Former vice president Joe Biden got the locations of the two mass shootings over the weekend wrong when speaking at an event late Aug. 4.
The shootings took place in El Paso, Texas, and Dayton, Ohio.
Biden, speaking at a fundraiser, referred to them initially as “the tragic events in Houston today and also in Michigan the day before,” according to a pool report.
Biden later corrected himself.
Biden said at the event: “The American people may be running out of tears, but I pray to God we’re not running out of will. A will to do something about what we’re seeing. You know, we don’t need any more thoughts & prayers out of Washington.

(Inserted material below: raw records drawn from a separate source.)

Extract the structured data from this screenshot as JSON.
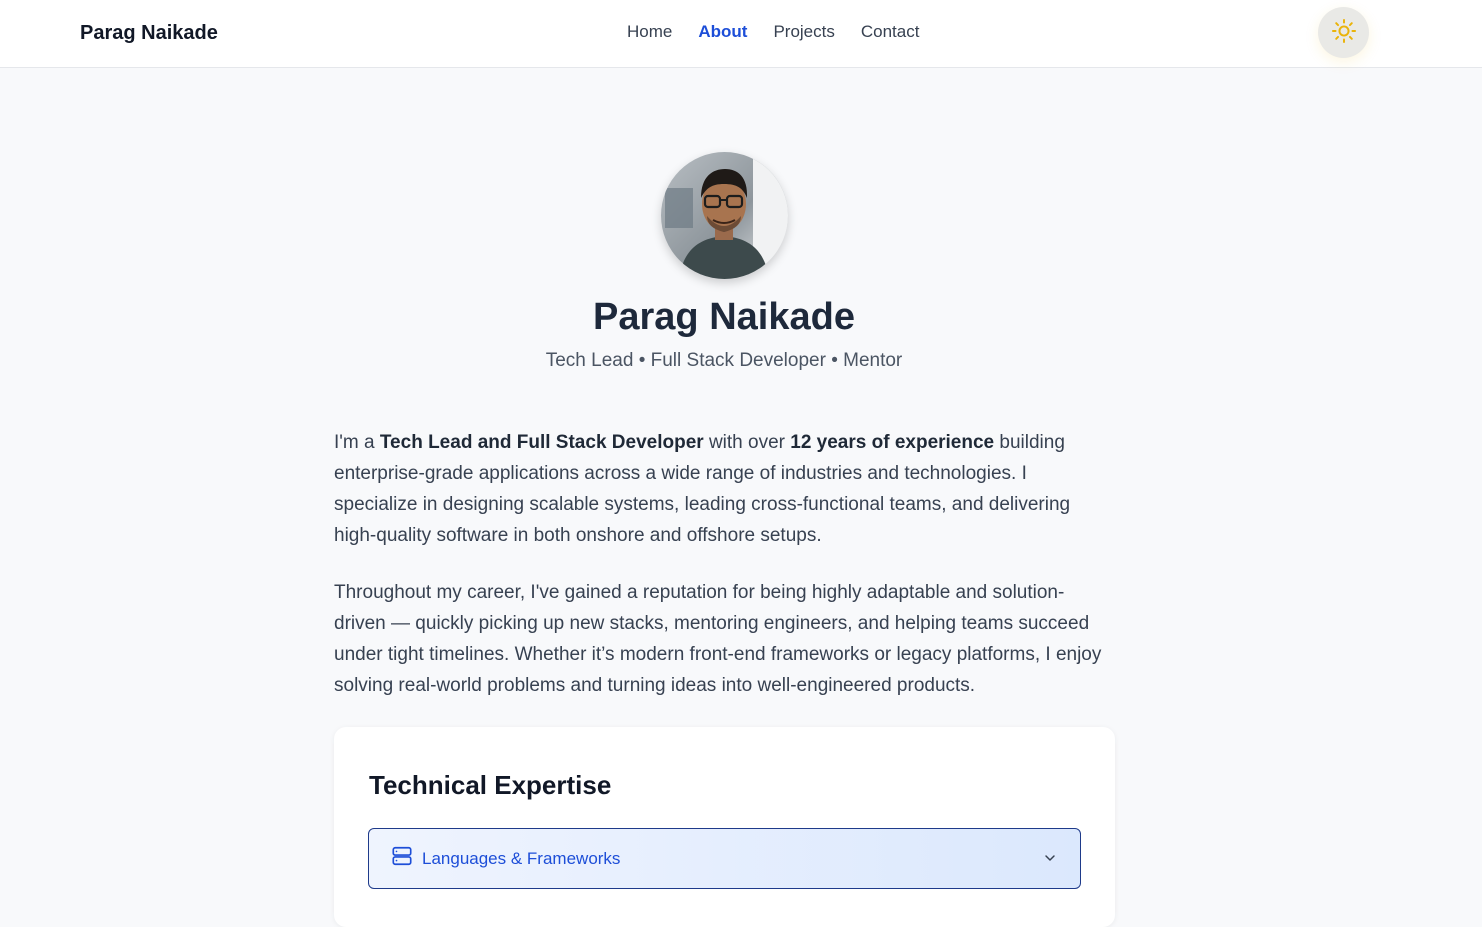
{
  "header": {
    "brand": "Parag Naikade",
    "nav": [
      {
        "label": "Home",
        "active": false
      },
      {
        "label": "About",
        "active": true
      },
      {
        "label": "Projects",
        "active": false
      },
      {
        "label": "Contact",
        "active": false
      }
    ],
    "theme_toggle_icon": "sun-icon"
  },
  "profile": {
    "name": "Parag Naikade",
    "tagline": "Tech Lead • Full Stack Developer • Mentor"
  },
  "bio": {
    "p1_intro": "I'm a ",
    "p1_role": "Tech Lead and Full Stack Developer",
    "p1_mid": " with over ",
    "p1_years": "12 years of experience",
    "p1_rest": " building enterprise-grade applications across a wide range of industries and technologies. I specialize in designing scalable systems, leading cross-functional teams, and delivering high-quality software in both onshore and offshore setups.",
    "p2": "Throughout my career, I've gained a reputation for being highly adaptable and solution-driven — quickly picking up new stacks, mentoring engineers, and helping teams succeed under tight timelines. Whether it’s modern front-end frameworks or legacy platforms, I enjoy solving real-world problems and turning ideas into well-engineered products."
  },
  "expertise": {
    "title": "Technical Expertise",
    "sections": [
      {
        "label": "Languages & Frameworks",
        "icon": "server-icon",
        "expanded": false
      }
    ]
  },
  "colors": {
    "accent": "#1d4ed8",
    "sun": "#eab308",
    "background": "#f8f9fb"
  }
}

What we need … is a strength and resolve that I’ve yet to see.”
“This is a lot more than about guns. This is about hatred. That’s not hyperbole,” Biden added. “The fact is, white nationalists, white supremacists, these extreme ideologies is growing, is taking root in America.”
While the El Paso shooting suspect expressed anti-Hispanic views, the Dayton shooting suspect was a self-described socialist and a registered Democrat.

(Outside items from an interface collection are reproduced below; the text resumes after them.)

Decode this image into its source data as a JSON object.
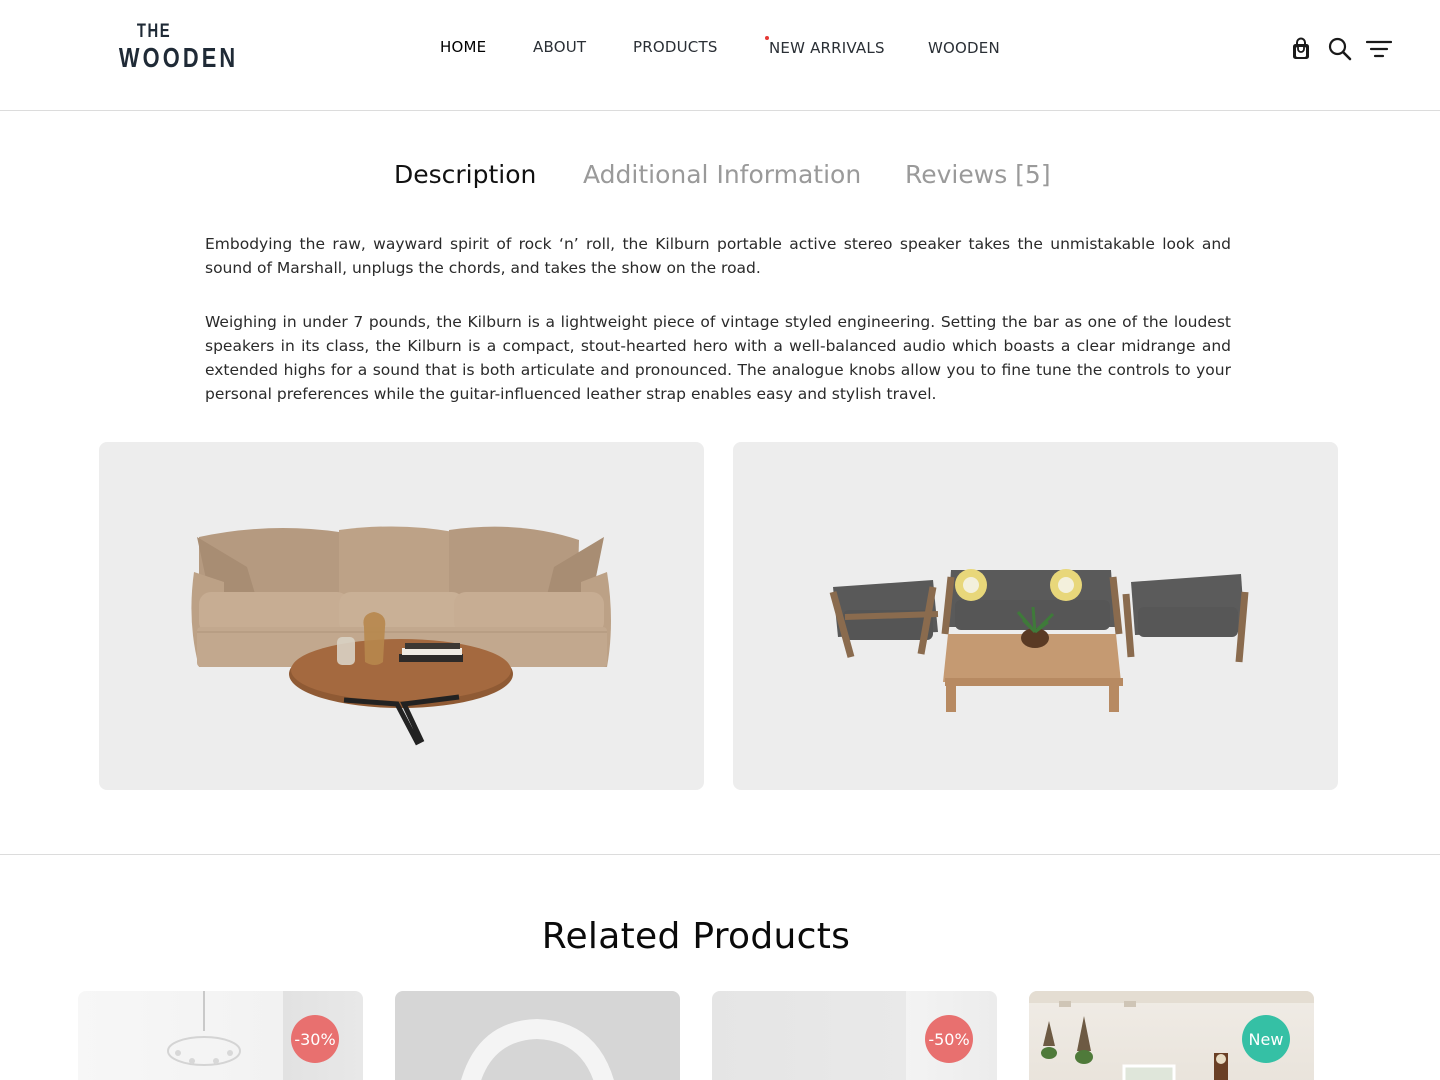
{
  "brand": {
    "line1": "THE",
    "line2": "WOODEN"
  },
  "nav": [
    {
      "label": "HOME"
    },
    {
      "label": "ABOUT"
    },
    {
      "label": "PRODUCTS"
    },
    {
      "label": "NEW ARRIVALS"
    },
    {
      "label": "WOODEN"
    }
  ],
  "header_icons": [
    "shopping-bag-icon",
    "search-icon",
    "filter-menu-icon"
  ],
  "tabs": [
    {
      "label": "Description",
      "active": true
    },
    {
      "label": "Additional Information",
      "active": false
    },
    {
      "label": "Reviews [5]",
      "active": false
    }
  ],
  "description": {
    "p1": "Embodying the raw, wayward spirit of rock ‘n’ roll, the Kilburn portable active stereo speaker takes the unmistakable look and sound of Marshall, unplugs the chords, and takes the show on the road.",
    "p2": "Weighing in under 7 pounds, the Kilburn is a lightweight piece of vintage styled engineering. Setting the bar as one of the loudest speakers in its class, the Kilburn is a compact, stout-hearted hero with a well-balanced audio which boasts a clear midrange and extended highs for a sound that is both articulate and pronounced. The analogue knobs allow you to fine tune the controls to your personal preferences while the guitar-influenced leather strap enables easy and stylish travel."
  },
  "related": {
    "title": "Related Products",
    "cards": [
      {
        "badge": "-30%",
        "badge_color": "#e8706f"
      },
      {
        "badge": "",
        "badge_color": ""
      },
      {
        "badge": "-50%",
        "badge_color": "#e8706f"
      },
      {
        "badge": "New",
        "badge_color": "#35c0a5"
      }
    ]
  },
  "colors": {
    "accent_dot": "#e53935",
    "panel_bg": "#ededed",
    "badge_sale": "#e8706f",
    "badge_new": "#35c0a5"
  }
}
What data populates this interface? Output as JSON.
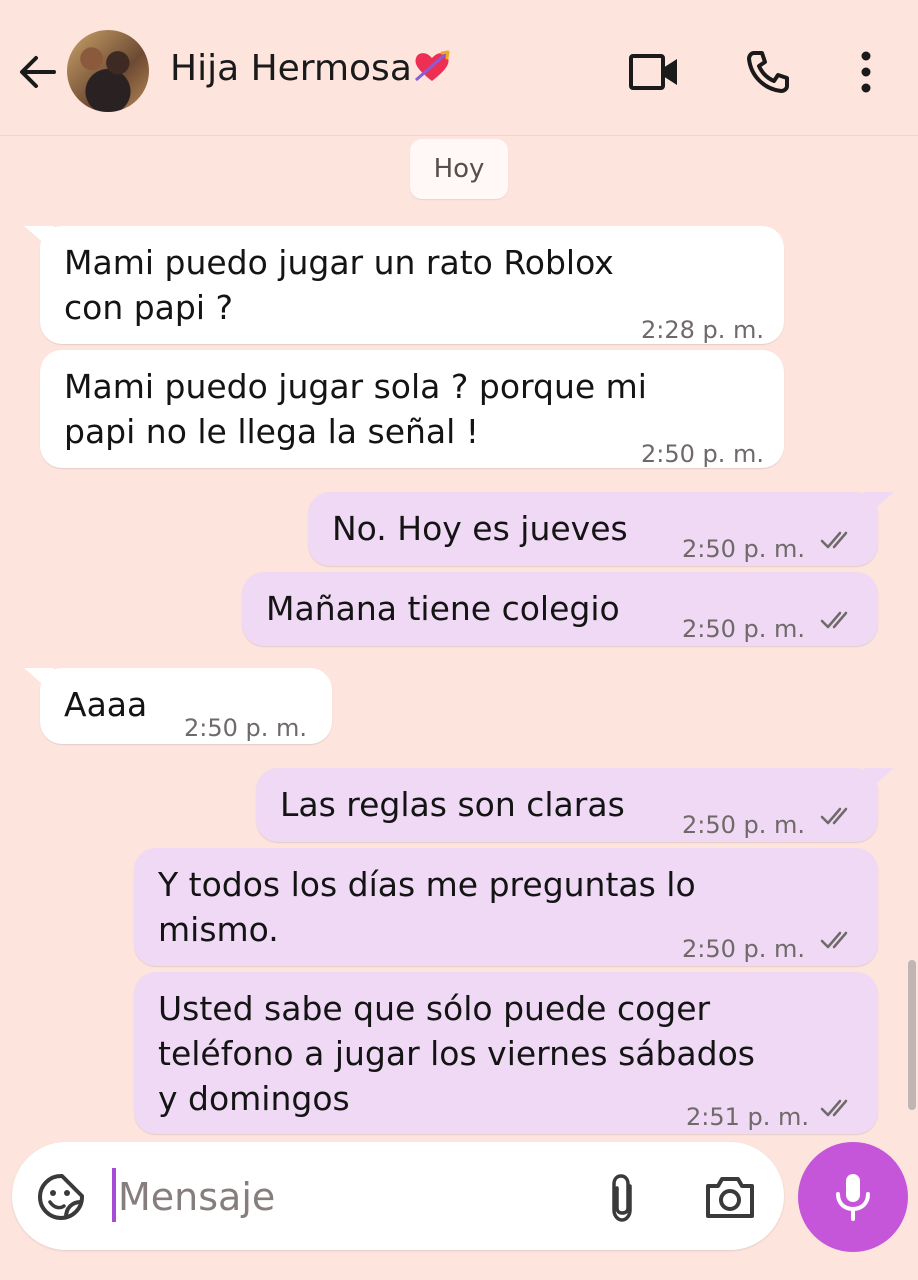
{
  "header": {
    "contact_name": "Hija Hermosa",
    "back_icon": "arrow-left-icon",
    "heart_icon": "heart-with-arrow-icon",
    "video_icon": "video-camera-icon",
    "call_icon": "phone-icon",
    "more_icon": "more-vertical-icon"
  },
  "date_chip": "Hoy",
  "messages": [
    {
      "dir": "in",
      "text": "Mami puedo jugar un rato Roblox\ncon papi ?",
      "time": "2:28 p. m."
    },
    {
      "dir": "in",
      "text": "Mami puedo jugar sola ?  porque mi\npapi no le llega la señal !",
      "time": "2:50 p. m."
    },
    {
      "dir": "out",
      "text": "No. Hoy es jueves",
      "time": "2:50 p. m.",
      "status": "read"
    },
    {
      "dir": "out",
      "text": "Mañana tiene colegio",
      "time": "2:50 p. m.",
      "status": "read"
    },
    {
      "dir": "in",
      "text": "Aaaa",
      "time": "2:50 p. m."
    },
    {
      "dir": "out",
      "text": "Las reglas son claras",
      "time": "2:50 p. m.",
      "status": "read"
    },
    {
      "dir": "out",
      "text": "Y todos los días me preguntas lo\nmismo.",
      "time": "2:50 p. m.",
      "status": "read"
    },
    {
      "dir": "out",
      "text": "Usted sabe que sólo puede coger\nteléfono a jugar los viernes sábados\ny domingos",
      "time": "2:51 p. m.",
      "status": "read"
    }
  ],
  "composer": {
    "placeholder": "Mensaje",
    "value": "",
    "emoji_icon": "sticker-icon",
    "attach_icon": "paperclip-icon",
    "camera_icon": "camera-icon",
    "mic_icon": "microphone-icon"
  },
  "colors": {
    "background": "#fde4dd",
    "incoming_bubble": "#ffffff",
    "outgoing_bubble": "#efd9f5",
    "mic_button": "#c556da",
    "cursor": "#a64bd6"
  }
}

Biden, 76, is, along with 76-year-old Sen. Bernie Sanders (I-Vt.), one of the oldest people running for president.
In May, the candidate told donors that former British Prime Minister Margaret Thatcher was concerned about America under President Donald Trump but later corrected himself to say he meant British Prime Minister Theresa May.

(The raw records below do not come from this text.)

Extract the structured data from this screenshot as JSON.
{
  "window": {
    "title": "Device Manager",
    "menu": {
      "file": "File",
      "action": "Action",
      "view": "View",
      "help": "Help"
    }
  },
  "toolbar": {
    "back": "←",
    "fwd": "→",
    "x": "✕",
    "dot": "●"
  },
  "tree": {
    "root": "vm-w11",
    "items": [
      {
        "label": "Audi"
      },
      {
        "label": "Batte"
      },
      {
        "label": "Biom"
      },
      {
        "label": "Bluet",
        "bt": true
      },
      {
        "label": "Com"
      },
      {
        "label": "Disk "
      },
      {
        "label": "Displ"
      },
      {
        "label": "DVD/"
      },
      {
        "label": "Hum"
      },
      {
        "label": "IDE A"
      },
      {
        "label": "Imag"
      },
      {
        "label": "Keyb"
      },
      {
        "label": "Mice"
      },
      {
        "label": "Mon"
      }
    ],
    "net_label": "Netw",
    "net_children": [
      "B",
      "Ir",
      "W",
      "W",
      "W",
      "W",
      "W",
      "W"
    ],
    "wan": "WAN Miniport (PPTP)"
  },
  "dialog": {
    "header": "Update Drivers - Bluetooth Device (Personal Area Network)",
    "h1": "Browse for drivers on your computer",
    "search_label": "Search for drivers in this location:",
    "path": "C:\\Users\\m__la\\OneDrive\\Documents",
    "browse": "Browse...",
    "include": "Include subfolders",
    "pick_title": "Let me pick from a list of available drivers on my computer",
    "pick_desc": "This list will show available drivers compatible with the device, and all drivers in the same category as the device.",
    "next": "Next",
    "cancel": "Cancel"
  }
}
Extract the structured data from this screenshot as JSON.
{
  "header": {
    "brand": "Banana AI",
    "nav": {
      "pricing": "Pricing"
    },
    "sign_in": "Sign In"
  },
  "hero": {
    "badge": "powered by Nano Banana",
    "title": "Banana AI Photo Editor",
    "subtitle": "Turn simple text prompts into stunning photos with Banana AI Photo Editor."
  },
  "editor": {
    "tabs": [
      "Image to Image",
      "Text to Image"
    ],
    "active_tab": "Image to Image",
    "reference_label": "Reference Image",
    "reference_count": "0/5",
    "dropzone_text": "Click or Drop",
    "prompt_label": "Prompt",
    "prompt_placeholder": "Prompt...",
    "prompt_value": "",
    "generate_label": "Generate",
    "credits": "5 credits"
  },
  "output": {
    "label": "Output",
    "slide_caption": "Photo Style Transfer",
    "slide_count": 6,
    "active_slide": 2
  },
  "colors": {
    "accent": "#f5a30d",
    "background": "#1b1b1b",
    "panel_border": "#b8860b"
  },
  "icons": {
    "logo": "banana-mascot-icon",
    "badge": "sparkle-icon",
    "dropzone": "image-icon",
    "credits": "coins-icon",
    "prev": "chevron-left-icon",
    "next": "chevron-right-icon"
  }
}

Thatcher died in 2013. Biden called the gaffe a “Freudian slip.”
In his closing statement at the latest round of Democratic presidential debates, Biden told the crowd that supporters should go to “Joe 30330” to help his campaign. Biden’s campaign later cleared up the confusion by telling people to text “JOIN” to 30330 to get involved.
After the gaffe, someone bought the web domain for Joe30330.com. It currently directs people to a website for “Josh for America.”
Walmart Massacre Investigated as Domestic Terrorism
Authorities investigating what drove a young man from the Dallas area to kill 20 people at a Walmart store hundreds of miles away in the border city of El Paso said on Sunday they are treating it as a case of domestic terrorism.
Texas Governor Greg Abbott said Saturday’s rampage appeared to be a hate crime, and police cited a manifesto they attributed to the suspect as evidence that the bloodshed was racially motivated.
The FBI said in a statement on Sunday the attack “underscores the continued threat posed by domestic violent extremists and perpetrators of hate crimes.”
The bureau said it remains concerned that more U.S.-based extremists could become inspired by these and previous high-profile attacks to engage in similar acts of violence.
“The FBI asks the American public to report to law enforcement any suspicious activity that is observed either in person or online,” the bureau said.
A state prosecutor said they will seek the death penalty for the suspect, Patrick Crusius, 21, of Allen, Texas.
The U.S. attorney for the western district of Texas, John Bash, said federal authorities were treating the massacre as a case of domestic terrorism.
“And we’re going to do what we do to terrorists in this country, which is to deliver swift and certain justice,” Bash told reporters at a news conference on Sunday.
He said the attack appeared “to be designed to intimidate a civilian population, to say the least.”
Reuters contributed to this report.